START DATA LISTING

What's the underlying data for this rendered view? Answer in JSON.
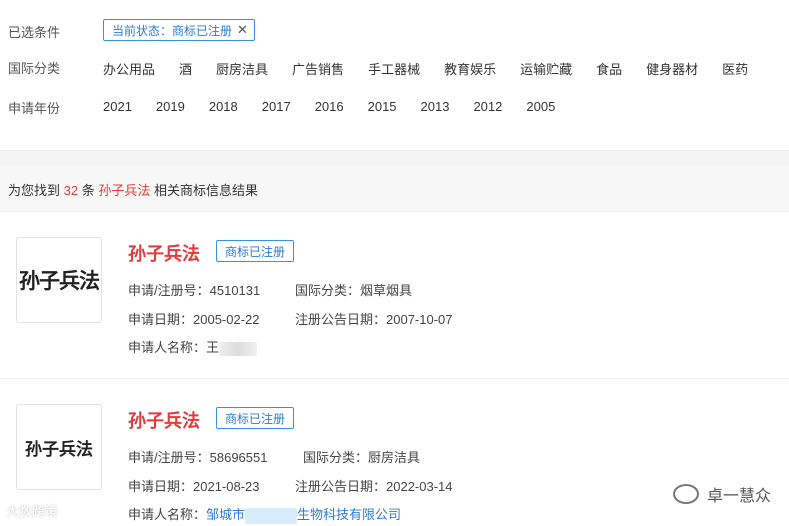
{
  "filters": {
    "selected_label": "已选条件",
    "selected_chip": "当前状态：商标已注册",
    "class_label": "国际分类",
    "classes": [
      "办公用品",
      "酒",
      "厨房洁具",
      "广告销售",
      "手工器械",
      "教育娱乐",
      "运输贮藏",
      "食品",
      "健身器材",
      "医药"
    ],
    "year_label": "申请年份",
    "years": [
      "2021",
      "2019",
      "2018",
      "2017",
      "2016",
      "2015",
      "2013",
      "2012",
      "2005"
    ]
  },
  "result_bar": {
    "prefix": "为您找到",
    "count": "32",
    "unit": "条",
    "keyword": "孙子兵法",
    "suffix": "相关商标信息结果"
  },
  "results": [
    {
      "logo_text": "孙子兵法",
      "name": "孙子兵法",
      "status": "商标已注册",
      "reg_no_label": "申请/注册号：",
      "reg_no": "4510131",
      "class_label": "国际分类：",
      "class": "烟草烟具",
      "apply_date_label": "申请日期：",
      "apply_date": "2005-02-22",
      "announce_label": "注册公告日期：",
      "announce_date": "2007-10-07",
      "applicant_label": "申请人名称：",
      "applicant": "王"
    },
    {
      "logo_text": "孙子兵法",
      "name": "孙子兵法",
      "status": "商标已注册",
      "reg_no_label": "申请/注册号：",
      "reg_no": "58696551",
      "class_label": "国际分类：",
      "class": "厨房洁具",
      "apply_date_label": "申请日期：",
      "apply_date": "2021-08-23",
      "announce_label": "注册公告日期：",
      "announce_date": "2022-03-14",
      "applicant_label": "申请人名称：",
      "applicant_a": "邹城市",
      "applicant_b": "生物科技有限公司"
    }
  ],
  "watermark": "卓一慧众",
  "watermark2": "大数跨境"
}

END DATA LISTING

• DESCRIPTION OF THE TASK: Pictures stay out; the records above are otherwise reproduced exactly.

• RESULT FOR THIS EXERCISE:
What's the underlying data for this rendered view? Answer in JSON.
{
  "filters": {
    "selected_label": "已选条件",
    "selected_chip": "当前状态：商标已注册",
    "class_label": "国际分类",
    "classes": [
      "办公用品",
      "酒",
      "厨房洁具",
      "广告销售",
      "手工器械",
      "教育娱乐",
      "运输贮藏",
      "食品",
      "健身器材",
      "医药"
    ],
    "year_label": "申请年份",
    "years": [
      "2021",
      "2019",
      "2018",
      "2017",
      "2016",
      "2015",
      "2013",
      "2012",
      "2005"
    ]
  },
  "result_bar": {
    "prefix": "为您找到",
    "count": "32",
    "unit": "条",
    "keyword": "孙子兵法",
    "suffix": "相关商标信息结果"
  },
  "results": [
    {
      "logo_text": "孙子兵法",
      "name": "孙子兵法",
      "status": "商标已注册",
      "reg_no_label": "申请/注册号：",
      "reg_no": "4510131",
      "class_label": "国际分类：",
      "class": "烟草烟具",
      "apply_date_label": "申请日期：",
      "apply_date": "2005-02-22",
      "announce_label": "注册公告日期：",
      "announce_date": "2007-10-07",
      "applicant_label": "申请人名称：",
      "applicant": "王"
    },
    {
      "logo_text": "孙子兵法",
      "name": "孙子兵法",
      "status": "商标已注册",
      "reg_no_label": "申请/注册号：",
      "reg_no": "58696551",
      "class_label": "国际分类：",
      "class": "厨房洁具",
      "apply_date_label": "申请日期：",
      "apply_date": "2021-08-23",
      "announce_label": "注册公告日期：",
      "announce_date": "2022-03-14",
      "applicant_label": "申请人名称：",
      "applicant_a": "邹城市",
      "applicant_b": "生物科技有限公司"
    }
  ],
  "watermark": "卓一慧众",
  "watermark2": "大数跨境"
}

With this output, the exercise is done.